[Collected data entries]
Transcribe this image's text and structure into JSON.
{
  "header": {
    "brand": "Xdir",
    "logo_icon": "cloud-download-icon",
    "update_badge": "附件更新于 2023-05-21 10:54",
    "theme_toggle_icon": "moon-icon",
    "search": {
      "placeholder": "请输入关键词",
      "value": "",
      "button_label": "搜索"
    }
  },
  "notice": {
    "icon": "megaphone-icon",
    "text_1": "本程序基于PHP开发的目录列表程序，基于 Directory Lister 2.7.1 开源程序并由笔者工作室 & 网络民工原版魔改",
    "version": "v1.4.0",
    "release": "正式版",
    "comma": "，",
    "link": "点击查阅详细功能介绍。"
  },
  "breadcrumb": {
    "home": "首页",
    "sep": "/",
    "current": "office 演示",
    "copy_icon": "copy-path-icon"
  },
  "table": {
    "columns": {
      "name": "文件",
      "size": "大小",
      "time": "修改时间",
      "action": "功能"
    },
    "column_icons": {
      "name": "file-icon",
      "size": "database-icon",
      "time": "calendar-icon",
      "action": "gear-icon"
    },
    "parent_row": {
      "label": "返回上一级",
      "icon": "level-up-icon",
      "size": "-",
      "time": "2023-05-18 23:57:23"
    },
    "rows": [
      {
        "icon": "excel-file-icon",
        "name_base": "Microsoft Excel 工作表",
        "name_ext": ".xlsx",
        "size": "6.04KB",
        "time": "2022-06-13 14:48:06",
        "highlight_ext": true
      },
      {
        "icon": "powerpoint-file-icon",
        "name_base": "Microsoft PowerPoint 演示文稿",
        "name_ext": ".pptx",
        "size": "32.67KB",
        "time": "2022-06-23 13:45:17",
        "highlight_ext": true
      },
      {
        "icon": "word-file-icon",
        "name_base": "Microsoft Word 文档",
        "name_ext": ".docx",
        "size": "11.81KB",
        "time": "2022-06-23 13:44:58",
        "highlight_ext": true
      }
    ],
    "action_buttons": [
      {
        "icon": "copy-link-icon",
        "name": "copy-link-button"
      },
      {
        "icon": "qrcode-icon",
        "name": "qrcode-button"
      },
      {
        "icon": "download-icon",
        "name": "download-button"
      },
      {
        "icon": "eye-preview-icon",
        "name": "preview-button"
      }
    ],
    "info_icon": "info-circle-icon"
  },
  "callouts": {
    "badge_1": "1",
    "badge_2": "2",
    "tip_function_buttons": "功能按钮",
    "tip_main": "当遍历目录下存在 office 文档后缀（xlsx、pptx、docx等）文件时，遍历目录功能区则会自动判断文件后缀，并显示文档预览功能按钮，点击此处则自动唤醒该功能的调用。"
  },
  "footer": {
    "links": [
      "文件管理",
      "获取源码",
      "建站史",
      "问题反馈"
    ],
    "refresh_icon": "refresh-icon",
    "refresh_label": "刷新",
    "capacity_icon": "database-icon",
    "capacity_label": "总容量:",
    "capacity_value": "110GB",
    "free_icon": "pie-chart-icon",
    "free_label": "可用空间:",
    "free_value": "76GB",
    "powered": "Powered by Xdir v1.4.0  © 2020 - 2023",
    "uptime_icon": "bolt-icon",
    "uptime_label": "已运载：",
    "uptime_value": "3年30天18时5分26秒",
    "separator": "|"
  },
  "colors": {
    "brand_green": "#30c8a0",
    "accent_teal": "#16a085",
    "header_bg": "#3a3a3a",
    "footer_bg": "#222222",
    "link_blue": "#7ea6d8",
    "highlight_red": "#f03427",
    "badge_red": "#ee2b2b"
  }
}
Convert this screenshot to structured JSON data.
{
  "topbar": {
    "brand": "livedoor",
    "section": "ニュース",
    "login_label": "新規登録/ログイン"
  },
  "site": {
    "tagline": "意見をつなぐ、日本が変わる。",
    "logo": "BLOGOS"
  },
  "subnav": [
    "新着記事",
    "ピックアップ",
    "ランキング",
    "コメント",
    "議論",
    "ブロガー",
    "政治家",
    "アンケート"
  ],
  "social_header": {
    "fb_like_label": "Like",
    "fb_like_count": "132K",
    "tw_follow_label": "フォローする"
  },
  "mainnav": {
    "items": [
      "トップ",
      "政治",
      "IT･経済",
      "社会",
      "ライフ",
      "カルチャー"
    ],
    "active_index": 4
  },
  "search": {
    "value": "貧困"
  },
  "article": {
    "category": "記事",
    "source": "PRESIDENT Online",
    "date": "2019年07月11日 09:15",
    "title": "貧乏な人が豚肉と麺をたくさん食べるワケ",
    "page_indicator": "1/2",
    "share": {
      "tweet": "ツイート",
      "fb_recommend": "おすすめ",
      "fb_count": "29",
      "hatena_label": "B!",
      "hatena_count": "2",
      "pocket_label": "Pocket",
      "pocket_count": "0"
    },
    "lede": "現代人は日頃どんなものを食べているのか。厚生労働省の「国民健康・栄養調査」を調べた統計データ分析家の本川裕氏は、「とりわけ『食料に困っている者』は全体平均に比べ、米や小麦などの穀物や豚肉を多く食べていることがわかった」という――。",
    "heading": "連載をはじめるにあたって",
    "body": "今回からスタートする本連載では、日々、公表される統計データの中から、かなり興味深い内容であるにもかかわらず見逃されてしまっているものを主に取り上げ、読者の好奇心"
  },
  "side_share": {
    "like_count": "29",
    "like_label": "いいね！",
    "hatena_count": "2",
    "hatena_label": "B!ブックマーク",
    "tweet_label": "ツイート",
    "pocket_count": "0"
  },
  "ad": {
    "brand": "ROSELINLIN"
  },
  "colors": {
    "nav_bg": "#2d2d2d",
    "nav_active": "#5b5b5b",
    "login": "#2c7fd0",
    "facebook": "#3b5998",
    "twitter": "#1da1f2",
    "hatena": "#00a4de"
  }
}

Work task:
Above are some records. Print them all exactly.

Written answer:
Transcribe this image's text and structure into JSON.
{
  "header": {
    "brand": "Xdir",
    "logo_icon": "cloud-download-icon",
    "update_badge": "附件更新于 2023-05-21 10:54",
    "theme_toggle_icon": "moon-icon",
    "search": {
      "placeholder": "请输入关键词",
      "value": "",
      "button_label": "搜索"
    }
  },
  "notice": {
    "icon": "megaphone-icon",
    "text_1": "本程序基于PHP开发的目录列表程序，基于 Directory Lister 2.7.1 开源程序并由笔者工作室 & 网络民工原版魔改",
    "version": "v1.4.0",
    "release": "正式版",
    "comma": "，",
    "link": "点击查阅详细功能介绍。"
  },
  "breadcrumb": {
    "home": "首页",
    "sep": "/",
    "current": "office 演示",
    "copy_icon": "copy-path-icon"
  },
  "table": {
    "columns": {
      "name": "文件",
      "size": "大小",
      "time": "修改时间",
      "action": "功能"
    },
    "column_icons": {
      "name": "file-icon",
      "size": "database-icon",
      "time": "calendar-icon",
      "action": "gear-icon"
    },
    "parent_row": {
      "label": "返回上一级",
      "icon": "level-up-icon",
      "size": "-",
      "time": "2023-05-18 23:57:23"
    },
    "rows": [
      {
        "icon": "excel-file-icon",
        "name_base": "Microsoft Excel 工作表",
        "name_ext": ".xlsx",
        "size": "6.04KB",
        "time": "2022-06-13 14:48:06",
        "highlight_ext": true
      },
      {
        "icon": "powerpoint-file-icon",
        "name_base": "Microsoft PowerPoint 演示文稿",
        "name_ext": ".pptx",
        "size": "32.67KB",
        "time": "2022-06-23 13:45:17",
        "highlight_ext": true
      },
      {
        "icon": "word-file-icon",
        "name_base": "Microsoft Word 文档",
        "name_ext": ".docx",
        "size": "11.81KB",
        "time": "2022-06-23 13:44:58",
        "highlight_ext": true
      }
    ],
    "action_buttons": [
      {
        "icon": "copy-link-icon",
        "name": "copy-link-button"
      },
      {
        "icon": "qrcode-icon",
        "name": "qrcode-button"
      },
      {
        "icon": "download-icon",
        "name": "download-button"
      },
      {
        "icon": "eye-preview-icon",
        "name": "preview-button"
      }
    ],
    "info_icon": "info-circle-icon"
  },
  "callouts": {
    "badge_1": "1",
    "badge_2": "2",
    "tip_function_buttons": "功能按钮",
    "tip_main": "当遍历目录下存在 office 文档后缀（xlsx、pptx、docx等）文件时，遍历目录功能区则会自动判断文件后缀，并显示文档预览功能按钮，点击此处则自动唤醒该功能的调用。"
  },
  "footer": {
    "links": [
      "文件管理",
      "获取源码",
      "建站史",
      "问题反馈"
    ],
    "refresh_icon": "refresh-icon",
    "refresh_label": "刷新",
    "capacity_icon": "database-icon",
    "capacity_label": "总容量:",
    "capacity_value": "110GB",
    "free_icon": "pie-chart-icon",
    "free_label": "可用空间:",
    "free_value": "76GB",
    "powered": "Powered by Xdir v1.4.0  © 2020 - 2023",
    "uptime_icon": "bolt-icon",
    "uptime_label": "已运载：",
    "uptime_value": "3年30天18时5分26秒",
    "separator": "|"
  },
  "colors": {
    "brand_green": "#30c8a0",
    "accent_teal": "#16a085",
    "header_bg": "#3a3a3a",
    "footer_bg": "#222222",
    "link_blue": "#7ea6d8",
    "highlight_red": "#f03427",
    "badge_red": "#ee2b2b"
  }
}
Convert this screenshot to structured JSON data.
{
  "topbar": {
    "brand": "livedoor",
    "section": "ニュース",
    "login_label": "新規登録/ログイン"
  },
  "site": {
    "tagline": "意見をつなぐ、日本が変わる。",
    "logo": "BLOGOS"
  },
  "subnav": [
    "新着記事",
    "ピックアップ",
    "ランキング",
    "コメント",
    "議論",
    "ブロガー",
    "政治家",
    "アンケート"
  ],
  "social_header": {
    "fb_like_label": "Like",
    "fb_like_count": "132K",
    "tw_follow_label": "フォローする"
  },
  "mainnav": {
    "items": [
      "トップ",
      "政治",
      "IT･経済",
      "社会",
      "ライフ",
      "カルチャー"
    ],
    "active_index": 4
  },
  "search": {
    "value": "貧困"
  },
  "article": {
    "category": "記事",
    "source": "PRESIDENT Online",
    "date": "2019年07月11日 09:15",
    "title": "貧乏な人が豚肉と麺をたくさん食べるワケ",
    "page_indicator": "1/2",
    "share": {
      "tweet": "ツイート",
      "fb_recommend": "おすすめ",
      "fb_count": "29",
      "hatena_label": "B!",
      "hatena_count": "2",
      "pocket_label": "Pocket",
      "pocket_count": "0"
    },
    "lede": "現代人は日頃どんなものを食べているのか。厚生労働省の「国民健康・栄養調査」を調べた統計データ分析家の本川裕氏は、「とりわけ『食料に困っている者』は全体平均に比べ、米や小麦などの穀物や豚肉を多く食べていることがわかった」という――。",
    "heading": "連載をはじめるにあたって",
    "body": "今回からスタートする本連載では、日々、公表される統計データの中から、かなり興味深い内容であるにもかかわらず見逃されてしまっているものを主に取り上げ、読者の好奇心"
  },
  "side_share": {
    "like_count": "29",
    "like_label": "いいね！",
    "hatena_count": "2",
    "hatena_label": "B!ブックマーク",
    "tweet_label": "ツイート",
    "pocket_count": "0"
  },
  "ad": {
    "brand": "ROSELINLIN"
  },
  "colors": {
    "nav_bg": "#2d2d2d",
    "nav_active": "#5b5b5b",
    "login": "#2c7fd0",
    "facebook": "#3b5998",
    "twitter": "#1da1f2",
    "hatena": "#00a4de"
  }
}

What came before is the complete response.